Every offseason, the fantasy football community spends countless hours poring over game tape, metrics, measurables, and a whole host of other things to formulate a plan of attack for the fantasy football draft season. But, as Mike Tyson so eloquently put it, “everybody has a plan until they get punched in the mouth.” Every preseason is a series of punches to the mouth that makes us stagger back and rethink our plans. With that in mind, let’s take a look at the risers and fallers this August for fantasy football.
Running Back Risers:
Rhamondre Stevenson, New England Patriots
When the Patriots drafted Stevenson, I remarked that Bill Belichick had his “new LeGarrette Blount.” Blount was a beefy bruiser and was the last time that Belichick handed a running back the keys. The end result? 75 yards and a touchdown per game. Granted, he has to shake off Damien Harris, but the Patriots already traded Sony Michel to the Rams. Stevenson led the NFL in rushing yards in the preseason, averaging 72 yards per game on 7.2 yards per carry. He also scored one out of every six carries. He also showed his long speed, scoring a 91-yard touchdown, as well as his ability to punch it in at the one-yard line. Stevenson is the type of running back who could turn around and be a league winner, given the LeGarrette Blount parallels. But, he’s just a draft-and-hold, for now.

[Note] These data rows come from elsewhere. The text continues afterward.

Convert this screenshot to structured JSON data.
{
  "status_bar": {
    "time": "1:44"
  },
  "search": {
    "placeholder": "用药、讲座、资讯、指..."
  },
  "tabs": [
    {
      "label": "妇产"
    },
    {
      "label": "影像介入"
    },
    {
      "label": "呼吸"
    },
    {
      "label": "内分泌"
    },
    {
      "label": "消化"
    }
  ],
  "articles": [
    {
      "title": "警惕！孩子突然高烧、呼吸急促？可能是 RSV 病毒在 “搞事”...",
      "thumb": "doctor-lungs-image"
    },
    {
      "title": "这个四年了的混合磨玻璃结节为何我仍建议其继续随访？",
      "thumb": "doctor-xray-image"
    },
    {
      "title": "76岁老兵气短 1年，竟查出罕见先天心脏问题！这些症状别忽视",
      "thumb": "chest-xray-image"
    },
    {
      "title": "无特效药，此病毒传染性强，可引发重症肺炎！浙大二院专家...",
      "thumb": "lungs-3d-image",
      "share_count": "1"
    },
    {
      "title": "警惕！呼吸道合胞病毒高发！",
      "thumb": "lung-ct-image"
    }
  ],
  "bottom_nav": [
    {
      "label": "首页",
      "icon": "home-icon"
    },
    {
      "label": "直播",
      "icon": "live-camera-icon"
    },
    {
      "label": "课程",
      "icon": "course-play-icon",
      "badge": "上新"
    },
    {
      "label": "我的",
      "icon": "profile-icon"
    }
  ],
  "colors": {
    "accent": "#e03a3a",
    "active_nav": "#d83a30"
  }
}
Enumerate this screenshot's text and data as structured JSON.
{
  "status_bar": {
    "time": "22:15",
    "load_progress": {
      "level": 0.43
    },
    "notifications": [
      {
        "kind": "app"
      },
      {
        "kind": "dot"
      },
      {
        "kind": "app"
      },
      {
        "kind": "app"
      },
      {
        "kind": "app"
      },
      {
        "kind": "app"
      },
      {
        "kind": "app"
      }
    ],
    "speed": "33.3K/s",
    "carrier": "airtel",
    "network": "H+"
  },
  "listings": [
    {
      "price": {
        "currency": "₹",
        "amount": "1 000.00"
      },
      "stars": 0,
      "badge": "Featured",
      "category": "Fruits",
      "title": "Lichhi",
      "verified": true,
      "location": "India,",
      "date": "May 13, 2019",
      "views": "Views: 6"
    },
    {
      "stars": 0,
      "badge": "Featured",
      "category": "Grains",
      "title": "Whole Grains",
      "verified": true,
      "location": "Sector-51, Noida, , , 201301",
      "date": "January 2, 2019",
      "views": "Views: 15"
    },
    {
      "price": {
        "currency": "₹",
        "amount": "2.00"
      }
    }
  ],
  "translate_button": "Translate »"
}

JaMycal Hasty, San Francisco 49ers
I already liked JaMycal Hasty, so the 49ers’ running back ranking fourth in rushing yards this preseason on 5.0 yards per carry makes me sit up and take notice. The third running back in San Francisco has been a fruitful venture in recent years. After all, it brought us the 2019 Raheem Mostert breakout and the 2020 Jeff Wilson Jr. breakout. This year, it seems like the RB room passes that torch to JaMycal Hasty. I thought it would be Wayne Gallman, but he looked wholly uninspiring this preseason.
James Robinson/Darrell Henderson/Gus Edwards, Jacksonville, L.A. Rams, Baltimore
This triple pack ascended to their teams’ respective RB1s thanks to season-ending injuries to the presumptive lead back (or at least the most talented back on the roster in James Robinsons’ case). They didn’t really do anything to earn an increased role, so they all get lumped together. James Robinson was the UDFA phenom of 2021, finishing as a top-five RB. The Etienne injury clears the road for Robinson to return to a high production level for 2021, with only Carlos Hyde in his path.
Henderson was well on his way to a 1,200-yard season before Sean McVay decided to get Cam Akers and Malcolm Brown more involved. Now, Akers is no longer involved, and Malcolm Brown is a Dolphin. The only contender to the throne comes in the form of Sony Michel, who will fit better as a 1B than any competition to the top spot in Los Angeles.
Gus Edwards is probably the biggest riser in this group because he’s such a strong talent that the Ravens sat behind other players throughout his young career. He’s one of two backs to have 100 carries for 5.0+ yards per carry in each of the last three seasons, alongside Nick Chubb. The backup will be a mix of Justice Hill and Ty’Son Williams, so call me crazy but I don’t think anyone is standing in his way this year.
Running Back Fallers:
Travis Etienne/Cam Akers/J.K. Dobbins, Jacksonville, L.A. Rams, Baltimore
This triple-stack is fairly straightforward: they were all top-24 running backs who will not take a snap in 2021. Travis Etienne suffered a Lisfranc injury, Cam Akers tore his Achilles, and J.K. Dobbins tore his ACL. It’s truly a tragic set of circumstances for three young and talented running backs. Dobbins should be up and running again in 2021, but recovery for Etienne and Akers could be less straightforward.
Michael Carter, N.Y. Jets
I don’t know if this one really qualifies as a “faller,” more of a “reckoning for fantasy football twitter getting themselves ginned up over a running back for no reason.” Carter is a rookie running back for the Jets, who they took in the fourth round. Fourth-round rookies rarely contribute their rookie year, but at 5’8” and 201 pounds, at least Carter is too small to be a bellcow back, too. Also, the LaFleur system appears to be a variant of the Kyle Shanahan system, meaning lots of running backs.
But other than that, Carter being a hot sleeper made a lot of sense. Anyway, the Jets gave Carter backers a huge dose of reality. He finished the preseason with 101 yards on 27 opportunities, mostly running against backups. Also, he ended the season hurt with an unspecified injury. He is mired in a committee with La’Mical Perine, Tevin Coleman, and Ty Johnson.
David Johnson, Houston Texans
David Johnson looked at guaranteed volume this offseason. Then the Texans added Mark Ingram and Philip Lindsay. This mired him in a three-way committee with Lindsay and Ingram this preseason, and now the Texans say they want to trade any veteran who isn’t locked down. All of this reeks to high heaven for Johnson, who pretty much just had guaranteed volume working for him this season and is now reduced to a part-time role as a third-down back. I’m going to pass on him unless the Texans trade him somewhere advantageous.